Teaching men to fish


Ms. Thatcher, you made your point. Radiation -- both natural and generated -- poses risks to humans. My concern is that your argument, if carried to the extreme you seem to espouse, namely elimination of nuclear energy and technologies, threatens the quality of life and indeed the very lives of millions of human being -- thousands more than those at risk from the transient radiation event at Fukushima.

Whether that risk is 100- or 1,000-fold greater than estimated by ICRP models is irrelevant to the 1,607 people who died from the tsunami caused by the Great East Japan Earthquake, the 1,656 additional people who died from stress-related illnesses and other mala-dies as a result of the tsunami, and the 1,313 people in adjoining prefectures who died from indirect causes of the tsunami.

Whether that risk is 100- or 1,000-fold greater than estimated by ICRP models is irrelevant to an estimated 1.3 billion people, or 18 percent of the world population, that did not have access to electricity in 2011 and 2.6 billion people who were without clean cooking facilities. More than 95 percent of these people are either in sub-Saharan Africa or developing Asia and 84 percent are in rural areas.

This "energy poverty" is a serious hindrance to economic and social development. Access to modern energy, including nuclear power, is essential for the provision of clean water, sanitation and healthcare and for the provision of reliable and efficient lighting, heating, cooking, mechanical power and transport and telecommunications services.

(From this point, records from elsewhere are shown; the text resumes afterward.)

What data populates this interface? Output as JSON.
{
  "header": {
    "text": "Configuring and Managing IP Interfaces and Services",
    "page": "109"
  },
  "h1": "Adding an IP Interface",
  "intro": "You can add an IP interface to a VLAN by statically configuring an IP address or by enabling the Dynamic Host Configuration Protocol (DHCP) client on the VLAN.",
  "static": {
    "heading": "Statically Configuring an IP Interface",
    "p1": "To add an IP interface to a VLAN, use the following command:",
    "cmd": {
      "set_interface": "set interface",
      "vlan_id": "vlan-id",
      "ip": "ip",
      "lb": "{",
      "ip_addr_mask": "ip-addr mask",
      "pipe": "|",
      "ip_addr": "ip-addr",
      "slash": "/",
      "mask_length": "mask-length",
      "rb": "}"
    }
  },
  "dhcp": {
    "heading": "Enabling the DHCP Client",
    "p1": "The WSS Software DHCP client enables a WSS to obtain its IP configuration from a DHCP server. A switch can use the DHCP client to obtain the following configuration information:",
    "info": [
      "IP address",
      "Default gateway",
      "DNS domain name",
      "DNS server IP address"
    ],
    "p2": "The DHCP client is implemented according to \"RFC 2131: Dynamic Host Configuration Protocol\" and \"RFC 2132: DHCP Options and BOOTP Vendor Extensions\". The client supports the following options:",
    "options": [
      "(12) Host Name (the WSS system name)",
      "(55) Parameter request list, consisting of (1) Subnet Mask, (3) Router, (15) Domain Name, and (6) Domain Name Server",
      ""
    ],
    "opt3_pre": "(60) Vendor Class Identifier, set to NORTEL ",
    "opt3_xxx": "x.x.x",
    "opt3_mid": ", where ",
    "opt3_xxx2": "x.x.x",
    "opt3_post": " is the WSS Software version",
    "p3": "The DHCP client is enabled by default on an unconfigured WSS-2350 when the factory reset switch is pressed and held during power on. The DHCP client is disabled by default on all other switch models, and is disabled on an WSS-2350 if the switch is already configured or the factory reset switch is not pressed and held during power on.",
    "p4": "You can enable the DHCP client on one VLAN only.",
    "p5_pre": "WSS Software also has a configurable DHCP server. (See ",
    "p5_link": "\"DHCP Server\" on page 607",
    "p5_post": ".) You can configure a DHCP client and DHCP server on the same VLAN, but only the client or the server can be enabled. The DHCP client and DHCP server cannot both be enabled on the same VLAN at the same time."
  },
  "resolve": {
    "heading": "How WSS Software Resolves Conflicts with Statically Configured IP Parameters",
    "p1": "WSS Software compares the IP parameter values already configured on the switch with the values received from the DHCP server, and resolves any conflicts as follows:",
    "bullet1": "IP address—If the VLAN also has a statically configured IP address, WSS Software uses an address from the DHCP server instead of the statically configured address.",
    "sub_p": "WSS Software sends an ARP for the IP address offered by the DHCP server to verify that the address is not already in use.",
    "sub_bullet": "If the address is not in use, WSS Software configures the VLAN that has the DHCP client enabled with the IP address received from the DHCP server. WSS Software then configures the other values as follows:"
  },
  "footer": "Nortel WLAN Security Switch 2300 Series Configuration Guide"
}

Whether that risk is a 100- or 1,000-

fold greater than estimated by ICRP models is irrelevant to the more than 2.6 billion people, or 38 percent of the global population, who relied on the traditional use of biomass for cooking in 2011. New research finds that there are 3.5 million premature deaths each year world-wide as a result of household air pollution from using solid fuels, e.g., biomass.

Whether that risk is a 100- or 1,000-fold greater than estimated by ICRP models is irrelevant to the approximately 35 million cancer patients worldwide who have benefited from radiation treatments from Cobalt-60 in the last 60 years. It is irrelevant to hundreds of thousands of persons whose lives are saved each year by the use of radiation in medicine.

To suggest that the world "eliminate" nuclear energy and technologies condemns 1.3 billion people to economic poverty, 3.5 million people to die prematurely each year from indoor pollution and hundreds of thousands of patients to death. To what end? To qualm the irrational fear of an infinitesimal risk of dying from exposure to a transient radiation event?

You made your point. Rational fear is healthy and necessary for the safety of our nuclear workforce. But now it's time to teach men to fish rather than to fear drowning. Move on.

Snyder retired in 2009 as a commercialization manager at the Idaho National Laboratory.